Paint Creek, near Clifton was the site of a stone with a carved fish. Someone tried to carry off the stone to use in the construction of a hearth, and broke it, though part of the fish was still visible in 1876.

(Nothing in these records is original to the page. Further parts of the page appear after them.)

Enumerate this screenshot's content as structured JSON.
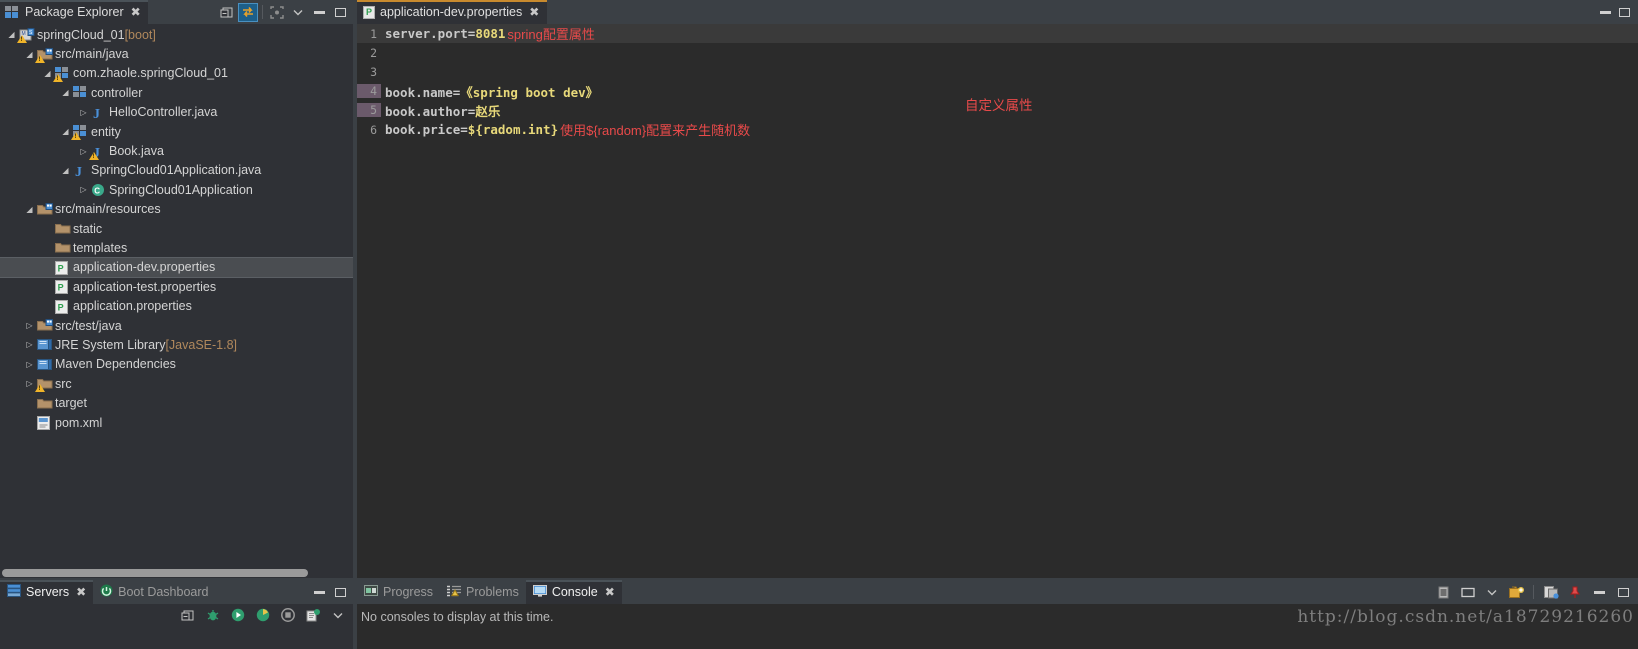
{
  "explorer": {
    "tab_title": "Package Explorer",
    "close_glyph": "✖",
    "toolbar": [
      {
        "name": "collapse-all-icon",
        "glyph": "▣"
      },
      {
        "name": "link-with-editor-icon",
        "glyph": "⇄"
      },
      {
        "name": "focus-on-active-task-icon",
        "glyph": "⛶"
      },
      {
        "name": "view-menu-icon",
        "glyph": "⌄"
      },
      {
        "name": "minimize-icon",
        "glyph": "▬"
      },
      {
        "name": "maximize-icon",
        "glyph": "▭"
      }
    ],
    "tree": [
      {
        "label": "springCloud_01",
        "suffix": " [boot]",
        "indent": 0,
        "arrow": "down",
        "icon": "project",
        "warn": true
      },
      {
        "label": "src/main/java",
        "suffix": "",
        "indent": 1,
        "arrow": "down",
        "icon": "srcfolder",
        "warn": true
      },
      {
        "label": "com.zhaole.springCloud_01",
        "suffix": "",
        "indent": 2,
        "arrow": "down",
        "icon": "package",
        "warn": true
      },
      {
        "label": "controller",
        "suffix": "",
        "indent": 3,
        "arrow": "down",
        "icon": "package",
        "warn": false
      },
      {
        "label": "HelloController.java",
        "suffix": "",
        "indent": 4,
        "arrow": "right",
        "icon": "java",
        "warn": false
      },
      {
        "label": "entity",
        "suffix": "",
        "indent": 3,
        "arrow": "down",
        "icon": "package",
        "warn": true
      },
      {
        "label": "Book.java",
        "suffix": "",
        "indent": 4,
        "arrow": "right",
        "icon": "java",
        "warn": true
      },
      {
        "label": "SpringCloud01Application.java",
        "suffix": "",
        "indent": 3,
        "arrow": "down",
        "icon": "java",
        "warn": false
      },
      {
        "label": "SpringCloud01Application",
        "suffix": "",
        "indent": 4,
        "arrow": "right",
        "icon": "class",
        "warn": false
      },
      {
        "label": "src/main/resources",
        "suffix": "",
        "indent": 1,
        "arrow": "down",
        "icon": "srcfolder",
        "warn": false
      },
      {
        "label": "static",
        "suffix": "",
        "indent": 2,
        "arrow": "none",
        "icon": "folder",
        "warn": false
      },
      {
        "label": "templates",
        "suffix": "",
        "indent": 2,
        "arrow": "none",
        "icon": "folder",
        "warn": false
      },
      {
        "label": "application-dev.properties",
        "suffix": "",
        "indent": 2,
        "arrow": "none",
        "icon": "properties",
        "warn": false,
        "selected": true
      },
      {
        "label": "application-test.properties",
        "suffix": "",
        "indent": 2,
        "arrow": "none",
        "icon": "properties",
        "warn": false
      },
      {
        "label": "application.properties",
        "suffix": "",
        "indent": 2,
        "arrow": "none",
        "icon": "properties",
        "warn": false
      },
      {
        "label": "src/test/java",
        "suffix": "",
        "indent": 1,
        "arrow": "right",
        "icon": "srcfolder",
        "warn": false
      },
      {
        "label": "JRE System Library",
        "suffix": " [JavaSE-1.8]",
        "indent": 1,
        "arrow": "right",
        "icon": "library",
        "warn": false
      },
      {
        "label": "Maven Dependencies",
        "suffix": "",
        "indent": 1,
        "arrow": "right",
        "icon": "library",
        "warn": false
      },
      {
        "label": "src",
        "suffix": "",
        "indent": 1,
        "arrow": "right",
        "icon": "folder",
        "warn": true
      },
      {
        "label": "target",
        "suffix": "",
        "indent": 1,
        "arrow": "none",
        "icon": "folder",
        "warn": false
      },
      {
        "label": "pom.xml",
        "suffix": "",
        "indent": 1,
        "arrow": "none",
        "icon": "xml",
        "warn": false
      }
    ]
  },
  "editor": {
    "tab_title": "application-dev.properties",
    "close_glyph": "✖",
    "minimize_glyph": "▬",
    "maximize_glyph": "▭",
    "lines": [
      {
        "num": "1",
        "key": "server.port=",
        "value": "8081",
        "annotation": "spring配置属性",
        "changed": false,
        "current": true
      },
      {
        "num": "2",
        "key": "",
        "value": "",
        "annotation": "",
        "changed": false,
        "current": false
      },
      {
        "num": "3",
        "key": "",
        "value": "",
        "annotation": "",
        "changed": false,
        "current": false
      },
      {
        "num": "4",
        "key": "book.name=",
        "value": "《spring boot dev》",
        "annotation": "",
        "changed": true,
        "current": false
      },
      {
        "num": "5",
        "key": "book.author=",
        "value": "赵乐",
        "annotation": "",
        "changed": true,
        "current": false
      },
      {
        "num": "6",
        "key": "book.price=",
        "value": "${radom.int}",
        "annotation": "使用${random}配置来产生随机数",
        "changed": false,
        "current": false
      }
    ],
    "float_annotation": "自定义属性"
  },
  "servers_panel": {
    "tabs": [
      {
        "label": "Servers",
        "active": true,
        "icon": "servers-icon",
        "close_glyph": "✖"
      },
      {
        "label": "Boot Dashboard",
        "active": false,
        "icon": "boot-dashboard-icon",
        "close_glyph": ""
      }
    ],
    "minimize_glyph": "▬",
    "maximize_glyph": "▭",
    "toolbar": [
      {
        "name": "collapse-all-icon",
        "glyph": "▣"
      },
      {
        "name": "debug-icon",
        "glyph": "☢"
      },
      {
        "name": "start-icon",
        "glyph": "▶"
      },
      {
        "name": "profile-icon",
        "glyph": "◕"
      },
      {
        "name": "stop-icon",
        "glyph": "◉"
      },
      {
        "name": "publish-icon",
        "glyph": "▤"
      },
      {
        "name": "view-menu-icon",
        "glyph": "⌄"
      }
    ]
  },
  "console_panel": {
    "tabs": [
      {
        "label": "Progress",
        "active": false,
        "icon": "progress-icon",
        "close_glyph": ""
      },
      {
        "label": "Problems",
        "active": false,
        "icon": "problems-icon",
        "close_glyph": ""
      },
      {
        "label": "Console",
        "active": true,
        "icon": "console-icon",
        "close_glyph": "✖"
      }
    ],
    "status_text": "No consoles to display at this time.",
    "toolbar": [
      {
        "name": "clear-console-icon",
        "glyph": "▤"
      },
      {
        "name": "scroll-lock-icon",
        "glyph": "▭"
      },
      {
        "name": "display-selected-console-icon",
        "glyph": "⌄"
      },
      {
        "name": "open-console-icon",
        "glyph": "▣"
      },
      {
        "name": "pin-console-icon",
        "glyph": "📌"
      },
      {
        "name": "new-console-view-icon",
        "glyph": "❐"
      },
      {
        "name": "minimize-icon",
        "glyph": "▬"
      },
      {
        "name": "maximize-icon",
        "glyph": "▭"
      }
    ]
  },
  "watermark": {
    "text": "http://blog.csdn.net/a18729216260"
  }
}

In 1776 or 1777, a man named Robert Hughes was captured by Native Americans, presumably the Shawnee, in the Clifton area. At the time, only two families were settled in Clifton, and it was considered unsafe to venture too far from the town, as Native American were often seen in the surrounding areas. Apparently, Hughes did not heed these warnings, as he maintained a fish trap at the mouth of Paint Creek, near Clifton, that he checked every morning. He was captured by 5 Native Americans one morning as he went to check the trap. The Native Americans took him about 30 miles up the creek, to their settlement. They stayed within the creek bed, as to avoid leaving any signs or clues for others to follow. Villagers looked for Hughes, but had to abandon the search because of the lack of a trail. Interestingly enough, Hughes returned about two years later. He reported that he had went to the head of Paint Creek, and eventually ended up on the Little Miami river. During his time with the Native Americans, he had learned to speak Shawnee fluently and became familiar with most of their customs. He enjoyed telling the story of his capture to anyone that would listen, and was said to be quite entertaining. He claimed that he was forced to run the gauntlet on two occasions, and that her was saved from being burnt at the stake by the daughter of a chief. He was reportedly a good hunter, and after living with the Native Americans for a year, was frequently sent off alone to hunt. It was on one of these trips that he escaped to Point Pleasant, and eventually back to his home. Another man was taken along with Hughes, but there is no record of what happened to him.